TASK DIRECTIONS
Retype the records below exactly as they stand, but with no images.

TASK INPUTS
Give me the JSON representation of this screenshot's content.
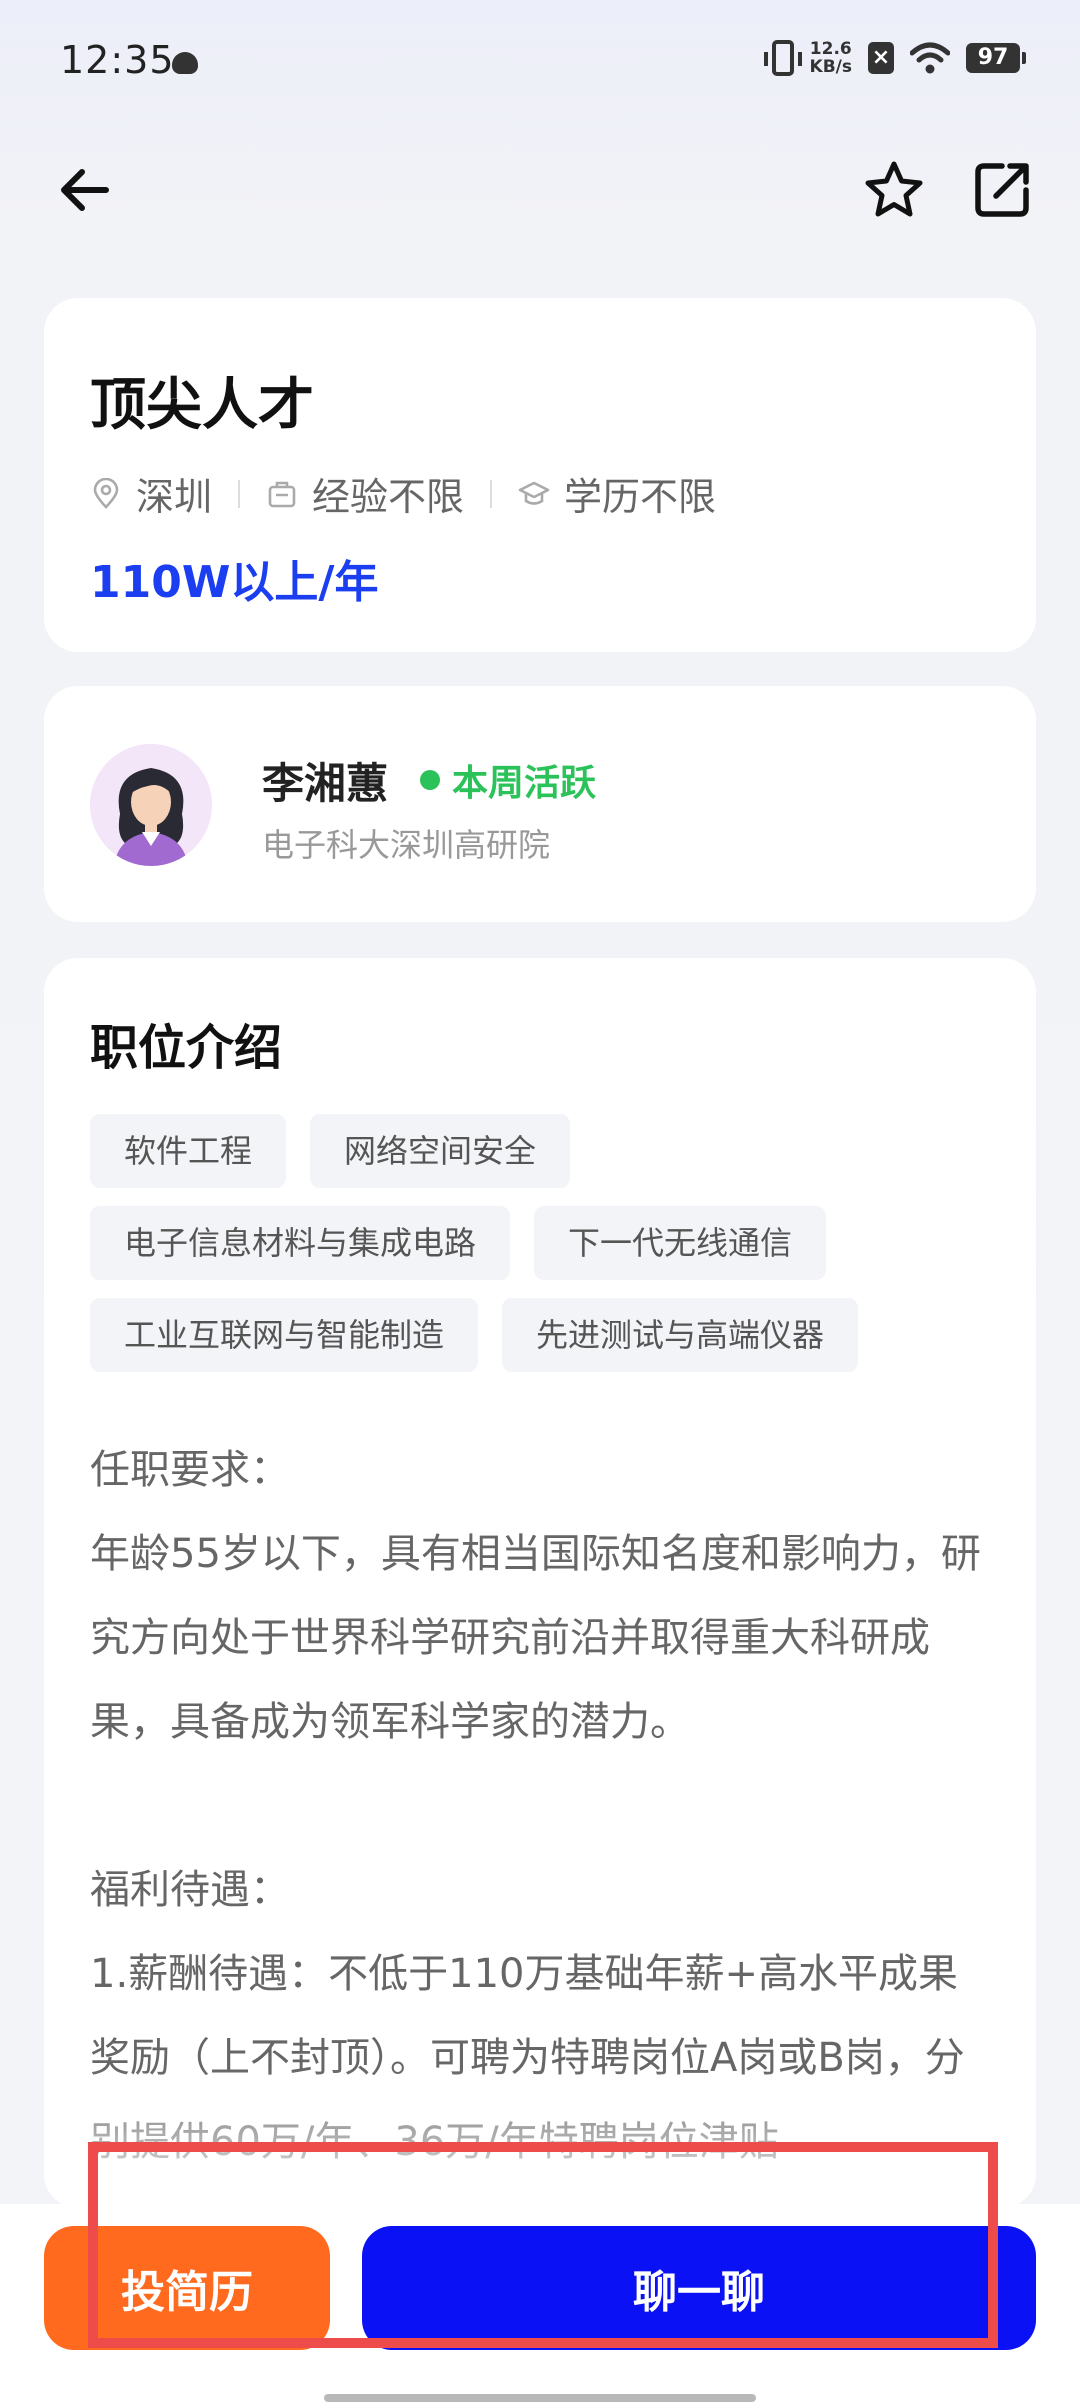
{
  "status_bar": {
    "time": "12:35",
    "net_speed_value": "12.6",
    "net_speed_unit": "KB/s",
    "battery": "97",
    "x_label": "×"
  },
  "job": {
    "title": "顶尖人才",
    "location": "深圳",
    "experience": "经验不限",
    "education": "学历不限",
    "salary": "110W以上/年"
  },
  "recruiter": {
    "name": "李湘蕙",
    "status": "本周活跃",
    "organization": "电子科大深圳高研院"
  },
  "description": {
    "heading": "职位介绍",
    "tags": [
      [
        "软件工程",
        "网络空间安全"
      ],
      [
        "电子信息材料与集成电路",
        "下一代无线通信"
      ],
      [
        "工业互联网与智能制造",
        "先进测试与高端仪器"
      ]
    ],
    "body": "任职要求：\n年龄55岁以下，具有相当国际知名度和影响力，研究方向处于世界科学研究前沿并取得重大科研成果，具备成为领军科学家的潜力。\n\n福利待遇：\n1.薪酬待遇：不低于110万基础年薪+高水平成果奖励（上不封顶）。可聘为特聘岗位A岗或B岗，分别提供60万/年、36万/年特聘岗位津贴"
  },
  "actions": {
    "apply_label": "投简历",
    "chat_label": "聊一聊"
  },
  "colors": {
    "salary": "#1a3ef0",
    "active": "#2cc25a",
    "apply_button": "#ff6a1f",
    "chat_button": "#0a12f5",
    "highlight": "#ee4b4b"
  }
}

YOUR SOLUTION
Give me the JSON representation of this screenshot's content.
{
  "status_bar": {
    "time": "12:35",
    "net_speed_value": "12.6",
    "net_speed_unit": "KB/s",
    "battery": "97",
    "x_label": "×"
  },
  "job": {
    "title": "顶尖人才",
    "location": "深圳",
    "experience": "经验不限",
    "education": "学历不限",
    "salary": "110W以上/年"
  },
  "recruiter": {
    "name": "李湘蕙",
    "status": "本周活跃",
    "organization": "电子科大深圳高研院"
  },
  "description": {
    "heading": "职位介绍",
    "tags": [
      [
        "软件工程",
        "网络空间安全"
      ],
      [
        "电子信息材料与集成电路",
        "下一代无线通信"
      ],
      [
        "工业互联网与智能制造",
        "先进测试与高端仪器"
      ]
    ],
    "body": "任职要求：\n年龄55岁以下，具有相当国际知名度和影响力，研究方向处于世界科学研究前沿并取得重大科研成果，具备成为领军科学家的潜力。\n\n福利待遇：\n1.薪酬待遇：不低于110万基础年薪+高水平成果奖励（上不封顶）。可聘为特聘岗位A岗或B岗，分别提供60万/年、36万/年特聘岗位津贴"
  },
  "actions": {
    "apply_label": "投简历",
    "chat_label": "聊一聊"
  },
  "colors": {
    "salary": "#1a3ef0",
    "active": "#2cc25a",
    "apply_button": "#ff6a1f",
    "chat_button": "#0a12f5",
    "highlight": "#ee4b4b"
  }
}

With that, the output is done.